**Exercise details**. One line at a time, check the entries below for the word "popular", and copy each line that has it.

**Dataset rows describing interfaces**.
---+---

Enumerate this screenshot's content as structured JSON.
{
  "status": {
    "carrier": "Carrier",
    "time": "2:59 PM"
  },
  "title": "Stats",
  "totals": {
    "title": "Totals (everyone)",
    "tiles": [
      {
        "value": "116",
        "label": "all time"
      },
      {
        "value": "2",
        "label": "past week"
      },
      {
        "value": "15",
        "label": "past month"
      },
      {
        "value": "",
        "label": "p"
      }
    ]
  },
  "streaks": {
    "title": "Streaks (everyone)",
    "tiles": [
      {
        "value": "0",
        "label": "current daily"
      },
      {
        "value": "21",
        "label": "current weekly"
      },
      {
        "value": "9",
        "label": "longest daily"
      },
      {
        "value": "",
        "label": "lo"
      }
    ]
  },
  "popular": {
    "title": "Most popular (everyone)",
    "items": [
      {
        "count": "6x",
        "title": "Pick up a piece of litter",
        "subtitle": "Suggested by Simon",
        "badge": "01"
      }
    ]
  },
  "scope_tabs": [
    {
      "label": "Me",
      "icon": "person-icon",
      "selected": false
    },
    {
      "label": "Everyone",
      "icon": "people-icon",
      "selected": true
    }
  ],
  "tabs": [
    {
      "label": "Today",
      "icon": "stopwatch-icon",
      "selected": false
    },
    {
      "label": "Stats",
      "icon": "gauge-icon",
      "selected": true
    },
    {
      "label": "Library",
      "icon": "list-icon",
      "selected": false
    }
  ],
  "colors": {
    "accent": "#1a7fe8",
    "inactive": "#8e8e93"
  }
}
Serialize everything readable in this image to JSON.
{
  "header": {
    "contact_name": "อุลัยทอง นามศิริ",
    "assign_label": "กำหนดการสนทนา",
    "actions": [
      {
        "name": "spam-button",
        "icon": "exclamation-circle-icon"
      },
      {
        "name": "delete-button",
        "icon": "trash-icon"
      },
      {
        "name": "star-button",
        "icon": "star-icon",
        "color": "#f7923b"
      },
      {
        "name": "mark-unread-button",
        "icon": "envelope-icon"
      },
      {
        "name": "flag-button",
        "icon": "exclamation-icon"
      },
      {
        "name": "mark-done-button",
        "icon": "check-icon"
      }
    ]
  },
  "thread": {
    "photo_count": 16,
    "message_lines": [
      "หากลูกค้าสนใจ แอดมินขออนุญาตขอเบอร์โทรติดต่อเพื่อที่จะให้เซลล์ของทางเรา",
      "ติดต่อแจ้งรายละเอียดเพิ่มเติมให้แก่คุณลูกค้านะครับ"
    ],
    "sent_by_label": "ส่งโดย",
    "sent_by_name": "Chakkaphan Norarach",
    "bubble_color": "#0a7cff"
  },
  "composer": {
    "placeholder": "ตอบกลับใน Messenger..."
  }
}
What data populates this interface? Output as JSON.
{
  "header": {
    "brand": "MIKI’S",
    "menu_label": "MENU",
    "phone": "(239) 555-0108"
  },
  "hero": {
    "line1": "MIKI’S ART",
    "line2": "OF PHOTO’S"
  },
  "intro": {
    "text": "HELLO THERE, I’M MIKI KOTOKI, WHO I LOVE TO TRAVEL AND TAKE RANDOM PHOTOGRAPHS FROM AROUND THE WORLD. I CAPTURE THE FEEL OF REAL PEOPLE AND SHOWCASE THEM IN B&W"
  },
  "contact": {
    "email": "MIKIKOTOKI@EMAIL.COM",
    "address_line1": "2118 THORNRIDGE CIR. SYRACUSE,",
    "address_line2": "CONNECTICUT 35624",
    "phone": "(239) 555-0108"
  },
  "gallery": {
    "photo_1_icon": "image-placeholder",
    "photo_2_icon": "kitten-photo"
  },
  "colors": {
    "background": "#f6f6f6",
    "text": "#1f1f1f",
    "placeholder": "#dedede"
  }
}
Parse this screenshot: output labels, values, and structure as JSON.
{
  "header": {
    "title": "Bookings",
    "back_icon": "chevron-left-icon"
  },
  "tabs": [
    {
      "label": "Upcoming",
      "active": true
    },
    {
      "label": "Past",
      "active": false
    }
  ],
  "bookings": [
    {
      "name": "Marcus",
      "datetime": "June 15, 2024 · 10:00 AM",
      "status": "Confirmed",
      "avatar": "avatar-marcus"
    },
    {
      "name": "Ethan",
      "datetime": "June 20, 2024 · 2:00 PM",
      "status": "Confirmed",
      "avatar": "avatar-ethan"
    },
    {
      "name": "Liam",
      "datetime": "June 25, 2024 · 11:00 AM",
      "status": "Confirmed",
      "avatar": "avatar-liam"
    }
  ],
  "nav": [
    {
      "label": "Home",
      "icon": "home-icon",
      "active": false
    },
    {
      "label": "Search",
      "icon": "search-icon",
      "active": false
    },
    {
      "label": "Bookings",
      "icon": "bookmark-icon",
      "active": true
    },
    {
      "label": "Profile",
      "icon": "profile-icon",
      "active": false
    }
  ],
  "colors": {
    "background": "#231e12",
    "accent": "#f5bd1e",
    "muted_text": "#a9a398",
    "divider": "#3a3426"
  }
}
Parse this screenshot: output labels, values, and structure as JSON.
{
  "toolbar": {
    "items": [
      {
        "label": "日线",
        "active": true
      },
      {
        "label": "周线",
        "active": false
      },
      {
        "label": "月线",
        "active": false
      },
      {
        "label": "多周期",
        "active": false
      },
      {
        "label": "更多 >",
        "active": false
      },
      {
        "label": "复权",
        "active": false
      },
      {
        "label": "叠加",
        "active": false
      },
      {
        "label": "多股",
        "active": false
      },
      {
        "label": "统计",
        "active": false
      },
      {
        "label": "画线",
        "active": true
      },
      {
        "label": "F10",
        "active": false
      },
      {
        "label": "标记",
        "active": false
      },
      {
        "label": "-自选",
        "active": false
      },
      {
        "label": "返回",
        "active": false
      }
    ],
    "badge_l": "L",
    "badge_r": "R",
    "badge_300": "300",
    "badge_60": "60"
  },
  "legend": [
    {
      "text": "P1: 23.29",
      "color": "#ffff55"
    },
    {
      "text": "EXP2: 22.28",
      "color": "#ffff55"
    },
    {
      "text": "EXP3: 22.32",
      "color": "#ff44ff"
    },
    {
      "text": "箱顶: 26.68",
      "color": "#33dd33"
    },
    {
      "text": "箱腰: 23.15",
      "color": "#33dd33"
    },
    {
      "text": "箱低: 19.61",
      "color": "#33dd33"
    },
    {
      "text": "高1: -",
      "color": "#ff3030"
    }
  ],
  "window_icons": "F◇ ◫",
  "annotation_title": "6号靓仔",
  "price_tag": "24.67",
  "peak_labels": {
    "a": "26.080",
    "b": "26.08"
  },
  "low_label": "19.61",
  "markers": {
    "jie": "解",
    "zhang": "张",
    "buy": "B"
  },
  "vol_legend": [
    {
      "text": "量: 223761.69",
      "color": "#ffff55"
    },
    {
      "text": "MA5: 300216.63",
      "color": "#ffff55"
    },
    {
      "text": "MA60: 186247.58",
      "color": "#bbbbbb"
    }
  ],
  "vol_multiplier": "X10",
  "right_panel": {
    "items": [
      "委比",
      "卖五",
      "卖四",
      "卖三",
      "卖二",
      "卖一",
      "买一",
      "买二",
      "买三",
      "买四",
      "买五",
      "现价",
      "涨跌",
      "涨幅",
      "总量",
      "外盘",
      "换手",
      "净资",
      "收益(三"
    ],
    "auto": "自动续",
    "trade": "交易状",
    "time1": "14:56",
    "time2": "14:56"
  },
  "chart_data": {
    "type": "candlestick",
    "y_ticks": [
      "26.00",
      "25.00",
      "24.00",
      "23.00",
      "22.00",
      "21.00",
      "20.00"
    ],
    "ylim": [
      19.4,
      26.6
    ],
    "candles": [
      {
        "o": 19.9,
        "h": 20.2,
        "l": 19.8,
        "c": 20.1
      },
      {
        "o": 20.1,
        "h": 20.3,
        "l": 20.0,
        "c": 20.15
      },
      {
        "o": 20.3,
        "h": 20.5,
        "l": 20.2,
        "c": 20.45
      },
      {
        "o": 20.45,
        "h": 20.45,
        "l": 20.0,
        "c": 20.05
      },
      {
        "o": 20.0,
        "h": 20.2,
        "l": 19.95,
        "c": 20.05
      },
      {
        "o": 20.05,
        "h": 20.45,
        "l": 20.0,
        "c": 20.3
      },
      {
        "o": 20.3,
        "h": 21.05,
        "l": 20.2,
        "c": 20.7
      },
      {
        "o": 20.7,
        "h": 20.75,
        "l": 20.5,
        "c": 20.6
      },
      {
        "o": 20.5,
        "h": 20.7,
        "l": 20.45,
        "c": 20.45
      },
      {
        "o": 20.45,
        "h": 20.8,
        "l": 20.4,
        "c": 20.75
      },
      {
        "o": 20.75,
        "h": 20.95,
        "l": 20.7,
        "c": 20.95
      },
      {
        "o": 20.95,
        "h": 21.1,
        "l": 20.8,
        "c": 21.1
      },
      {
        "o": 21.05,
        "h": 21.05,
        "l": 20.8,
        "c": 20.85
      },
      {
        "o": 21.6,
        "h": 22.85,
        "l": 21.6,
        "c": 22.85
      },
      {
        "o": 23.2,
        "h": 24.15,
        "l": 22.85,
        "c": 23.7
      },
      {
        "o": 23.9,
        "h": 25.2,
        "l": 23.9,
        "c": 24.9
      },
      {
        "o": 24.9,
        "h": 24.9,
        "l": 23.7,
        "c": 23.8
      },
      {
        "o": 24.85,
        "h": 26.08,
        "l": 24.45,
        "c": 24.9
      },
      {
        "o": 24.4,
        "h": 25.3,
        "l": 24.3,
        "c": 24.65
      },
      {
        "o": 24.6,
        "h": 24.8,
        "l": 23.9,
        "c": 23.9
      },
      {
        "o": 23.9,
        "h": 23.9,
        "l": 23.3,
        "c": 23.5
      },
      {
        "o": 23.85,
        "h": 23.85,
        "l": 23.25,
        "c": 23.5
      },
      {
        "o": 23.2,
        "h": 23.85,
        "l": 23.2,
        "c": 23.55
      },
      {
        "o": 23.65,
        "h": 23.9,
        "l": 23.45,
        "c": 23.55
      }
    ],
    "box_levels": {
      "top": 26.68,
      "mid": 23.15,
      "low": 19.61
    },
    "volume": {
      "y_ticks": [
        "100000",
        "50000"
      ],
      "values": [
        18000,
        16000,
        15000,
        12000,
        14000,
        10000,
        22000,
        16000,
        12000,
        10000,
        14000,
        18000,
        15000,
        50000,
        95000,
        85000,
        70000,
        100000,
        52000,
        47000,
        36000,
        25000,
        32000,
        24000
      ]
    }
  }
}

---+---

**Response**.
  "popular": {
    "title": "Most popular (everyone)",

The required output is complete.